Enjoy :-)

mfi

Click here to listen to the music and read the rest of the posting ...

Gonzalo Martinez de Bizcargui (fl 1490-1538): Salve Regina

0
August 18, 2014

Gonzalo Martinez de Bizcargui was born at Azkoitia in the province of Gipuzkoa, in northern Spain's Basque Country, only one of his works - the setting of the Salve that you can hear here is known to have survived. In his time his musical theories were quite influential and he rose from a singer in Burgos Cathedral's capilla to be Bishop's chaplain and subsequently chaplain to the Chapel of the Visitation. He published two treatises:

1. Arte de canto llano y contrapunto e canto de órgano.
2. Intonationes nuevamente corrigidas porel mesmo Gonzalo Martínez de Bizcargui, según uso de los modernos.

His Salve Regina for four voices is preserved in Burgos. It's a transitional piece with its roots in late Spanish late medieval music but looking forward to the dawning renaissance. Enjoy :-).

mfi

Click here to listen to the music and read the rest of the posting ...

Bonus Sunday Earwig: Beatles Medley – Petits Chanteurs du Mont-Royal – Live, August 16th 2014.

0
August 17, 2014

The Beatles as you've never heard them. Enjoy :-)

mfi

Click here to listen to the music and read the rest of the posting ...

Sunday Concert: "Viva Vivaldi!" – Cecilia Bartoli & "Il Giardino Armonico – YouTube

0
August 17, 2014

cecilia bartoli 700x316 captioned

Viva Vivaldi! with Cecilia Bartoli

Cecilia Bartoli's all-Vivaldi sell-out concert performances with the Italian period instrument ensemble Il Giardino Armonico, at Paris's Théâtre des Champs-Elysées, brought together the talents of today's most celebrated mezzo-soprano and an outstandingly creative group of musicians. Included are arias from Vivaldi's operas and pasticcios L'Olimpiade, Tito Manlio, Ottone in Villa, Gloria, Juditha Triumphans, Farnace, Bajazet and La Fida Ninfa. The repertoire displays Bartoli's breathtaking virtuosity in arias demanding a phenomenal range of vocal expression.
Cecilia Bartoli (born June 4, 1966 in Rome) is an Italian mezzo-soprano opera singer and recitalist. She is best known for her interpretation of the music of Mozart and Rossini, as well as for her performances of lesser-known Baroque and classical music. She is known for having the versatility to play both soprano and mezzo roles, and is sometimes considered a soprano with a low tessitura. Bartoli's coloratura skill has earned her the title the Queen of Agility." –Wikipedia

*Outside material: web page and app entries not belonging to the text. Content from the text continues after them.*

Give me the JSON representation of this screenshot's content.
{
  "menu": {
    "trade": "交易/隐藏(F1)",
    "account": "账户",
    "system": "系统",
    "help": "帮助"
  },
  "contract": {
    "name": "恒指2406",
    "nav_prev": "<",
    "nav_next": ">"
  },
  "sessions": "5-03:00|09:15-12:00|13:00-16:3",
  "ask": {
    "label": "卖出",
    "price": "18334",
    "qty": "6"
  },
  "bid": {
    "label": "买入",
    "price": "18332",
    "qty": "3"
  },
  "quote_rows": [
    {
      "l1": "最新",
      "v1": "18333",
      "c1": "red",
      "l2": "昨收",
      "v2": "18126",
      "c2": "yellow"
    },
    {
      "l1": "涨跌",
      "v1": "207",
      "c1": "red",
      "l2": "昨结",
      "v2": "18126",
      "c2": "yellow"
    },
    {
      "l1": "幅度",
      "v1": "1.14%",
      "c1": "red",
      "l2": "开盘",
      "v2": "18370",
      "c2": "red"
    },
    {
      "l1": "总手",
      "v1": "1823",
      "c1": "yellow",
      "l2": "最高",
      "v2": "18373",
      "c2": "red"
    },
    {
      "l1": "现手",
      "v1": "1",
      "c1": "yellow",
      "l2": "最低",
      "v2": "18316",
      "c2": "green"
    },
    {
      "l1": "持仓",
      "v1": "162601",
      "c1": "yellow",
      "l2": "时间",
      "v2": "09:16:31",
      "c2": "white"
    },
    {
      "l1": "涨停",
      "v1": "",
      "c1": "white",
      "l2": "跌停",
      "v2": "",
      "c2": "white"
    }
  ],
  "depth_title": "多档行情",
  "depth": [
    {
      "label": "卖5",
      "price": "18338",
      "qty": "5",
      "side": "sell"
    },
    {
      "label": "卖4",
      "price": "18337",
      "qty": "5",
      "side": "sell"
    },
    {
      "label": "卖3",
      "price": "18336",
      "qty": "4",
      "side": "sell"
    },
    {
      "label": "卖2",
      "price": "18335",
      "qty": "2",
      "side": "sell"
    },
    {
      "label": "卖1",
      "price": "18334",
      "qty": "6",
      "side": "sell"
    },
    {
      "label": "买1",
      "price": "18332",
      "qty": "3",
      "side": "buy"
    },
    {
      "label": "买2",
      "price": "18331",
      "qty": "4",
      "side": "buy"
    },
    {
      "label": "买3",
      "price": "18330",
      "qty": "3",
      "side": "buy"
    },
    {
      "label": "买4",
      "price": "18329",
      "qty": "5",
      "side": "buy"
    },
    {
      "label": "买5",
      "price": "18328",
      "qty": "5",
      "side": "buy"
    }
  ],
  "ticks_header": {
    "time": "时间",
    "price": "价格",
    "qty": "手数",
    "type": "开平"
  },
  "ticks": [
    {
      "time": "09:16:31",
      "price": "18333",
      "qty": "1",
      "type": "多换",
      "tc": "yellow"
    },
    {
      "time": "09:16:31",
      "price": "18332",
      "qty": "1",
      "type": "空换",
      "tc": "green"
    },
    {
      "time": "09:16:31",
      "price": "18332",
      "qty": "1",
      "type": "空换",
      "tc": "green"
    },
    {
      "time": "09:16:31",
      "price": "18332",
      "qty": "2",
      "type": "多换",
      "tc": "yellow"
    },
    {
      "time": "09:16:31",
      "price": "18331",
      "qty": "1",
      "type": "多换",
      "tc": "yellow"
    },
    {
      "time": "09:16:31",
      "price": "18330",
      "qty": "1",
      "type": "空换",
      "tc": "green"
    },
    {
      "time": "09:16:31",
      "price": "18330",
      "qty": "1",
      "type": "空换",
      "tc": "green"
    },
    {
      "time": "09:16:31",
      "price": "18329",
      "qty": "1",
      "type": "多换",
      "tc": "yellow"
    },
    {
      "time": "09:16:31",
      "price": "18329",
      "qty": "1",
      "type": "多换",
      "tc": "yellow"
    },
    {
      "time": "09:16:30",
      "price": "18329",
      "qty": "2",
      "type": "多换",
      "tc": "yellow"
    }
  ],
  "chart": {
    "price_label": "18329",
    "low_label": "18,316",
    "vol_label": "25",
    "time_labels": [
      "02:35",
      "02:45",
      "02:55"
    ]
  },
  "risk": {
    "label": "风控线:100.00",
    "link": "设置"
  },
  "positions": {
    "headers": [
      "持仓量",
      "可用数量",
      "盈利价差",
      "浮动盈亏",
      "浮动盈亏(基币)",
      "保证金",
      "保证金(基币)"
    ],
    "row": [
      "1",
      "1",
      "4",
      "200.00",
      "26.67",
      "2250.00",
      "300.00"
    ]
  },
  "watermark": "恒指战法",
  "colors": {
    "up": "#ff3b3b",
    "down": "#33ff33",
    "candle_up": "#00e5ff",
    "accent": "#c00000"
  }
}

Click here to listen to the music and read the rest of the posting ...

Kearsney College Choir: World Choir Games 2014, Riga

0
August 16, 2014

Kearnsey College Choir are another wonderful South African Choir whose fortunes I follow with keen interest, I was delighted when they won gold at this year's World Choir Games in Riga. Delighted but not surprised – they're very good at what they do. Enjoy :-).

mfi

Click here to listen to the music and read the rest of the posting ...

William Mundy (±1529-1591): Vox Patris caelestis

0
August 15, 2014

Mundy composed Vox Patris caelestis (The voice of the heavenly Father) during Queen Mary's reign (1553–1558) we can date it to these five years first because Mundy was too young to have written it during Henry VIII's reign, secondly its text which is a Marian paean based upon the Song of Songs would have been unacceptable both to Edward VI and Elizabeth I as protestant monarchs as would the musical style. It probably wouldn't have been all that acceptable to Mary's fellow Catholic monarchs either, it's musical style is very English and Mundy who clearly liked to compose on a gigantic scale is far more concerned with letting his melodies spread their wings than with textual clarity. His structure is aimed at achieving this melodic breadth. You can hear this in the way the solos build and increase in intensity Mundy wanted it to be spectacular and so it is he took most spectacular voice combination available to him two trebles, two means and two basses and heightens the musical firework again and again until at last we come to conclusive 'Veni, veni, veni: caelesti gloria coronaberis. Amen'. Enjoy :-).

mfi

Click here to listen to the music and read the rest of the posting ...

Special Pages